I just got Jamel Shabazz’s incredible book of photos, Back in the Days. In a nutshell, it documents hip hop and street culture (mostly in NYC) from 1980-1989.
The incredibly varied sense of fashion in hip hop culture during the early days is striking. It was not all homogenous the way it is today (yes, I am tired of seeing straight brimmed ballcaps and massive hoodies as the uniform of hip hoppers). People were trying different things and going their own way, whether it be in terms of dress, dance, DJ’ing, graff or MC’ing. As a result there is a palpable sense of adventure and individuality in Shabazz’s photos.
This closely parallels what is going on in PR/marketing right now. Like hip hop culture in the 1980’s and into the early 1990’s the terms of the game are far from defined.

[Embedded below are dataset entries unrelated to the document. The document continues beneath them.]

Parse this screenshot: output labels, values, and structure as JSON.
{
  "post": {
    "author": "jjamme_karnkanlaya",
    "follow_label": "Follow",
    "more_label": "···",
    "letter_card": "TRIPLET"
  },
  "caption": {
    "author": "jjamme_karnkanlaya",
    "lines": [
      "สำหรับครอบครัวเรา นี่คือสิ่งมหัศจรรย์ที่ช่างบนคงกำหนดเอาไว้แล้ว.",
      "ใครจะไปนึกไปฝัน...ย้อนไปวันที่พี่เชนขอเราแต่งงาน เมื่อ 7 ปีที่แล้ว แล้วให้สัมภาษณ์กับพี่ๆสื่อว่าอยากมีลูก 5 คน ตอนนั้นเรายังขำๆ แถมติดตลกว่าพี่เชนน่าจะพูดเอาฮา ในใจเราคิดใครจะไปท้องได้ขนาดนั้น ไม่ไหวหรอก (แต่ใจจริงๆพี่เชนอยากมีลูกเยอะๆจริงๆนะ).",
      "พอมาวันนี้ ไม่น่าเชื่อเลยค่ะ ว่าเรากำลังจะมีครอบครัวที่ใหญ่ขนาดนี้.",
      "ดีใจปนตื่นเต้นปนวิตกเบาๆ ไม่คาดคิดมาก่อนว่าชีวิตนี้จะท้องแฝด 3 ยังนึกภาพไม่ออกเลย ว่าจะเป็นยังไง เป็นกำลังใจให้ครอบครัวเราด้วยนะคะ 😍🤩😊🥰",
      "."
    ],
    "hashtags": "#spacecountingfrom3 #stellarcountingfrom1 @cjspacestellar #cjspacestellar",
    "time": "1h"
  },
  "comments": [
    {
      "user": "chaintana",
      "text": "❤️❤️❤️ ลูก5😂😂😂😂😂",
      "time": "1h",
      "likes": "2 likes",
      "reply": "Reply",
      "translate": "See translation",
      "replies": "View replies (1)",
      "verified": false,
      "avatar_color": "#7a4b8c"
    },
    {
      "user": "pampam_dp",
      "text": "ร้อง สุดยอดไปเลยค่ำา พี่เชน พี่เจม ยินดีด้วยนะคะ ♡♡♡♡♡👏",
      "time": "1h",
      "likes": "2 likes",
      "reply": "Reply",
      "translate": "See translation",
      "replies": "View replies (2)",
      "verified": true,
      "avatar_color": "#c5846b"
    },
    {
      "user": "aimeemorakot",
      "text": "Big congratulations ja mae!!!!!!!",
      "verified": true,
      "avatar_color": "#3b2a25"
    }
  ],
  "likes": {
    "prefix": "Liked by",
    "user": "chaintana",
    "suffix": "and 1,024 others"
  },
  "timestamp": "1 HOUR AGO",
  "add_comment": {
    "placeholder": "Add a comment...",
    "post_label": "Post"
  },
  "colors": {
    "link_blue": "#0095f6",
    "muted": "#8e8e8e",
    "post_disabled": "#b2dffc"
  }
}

There is no playbook for the new tools. This is what makes it exciting to be working in the field right now. Different firms are using different tools in different ways every day. Like the MC’s who defined the Golden Era of hip hop, innovative marketers are, to quote Jelani Cobb, “literally creating themselves and their art form at the same time.”
Having no playbook is interesting but it won’t last forever. Hip hop definitely got one eventually – and guys like Souljah Boy and Lil Wayne now rule the roost in the eyes of many. Thank God some folks are still throwin it down right. When the dust settles on this dynamic era, let’s hope marketers and PR folks are able to preserve the right elements of what is going on now in this most interesting of times.
What do you hope we preserve from the here and now? What do you hope gets jettisoned?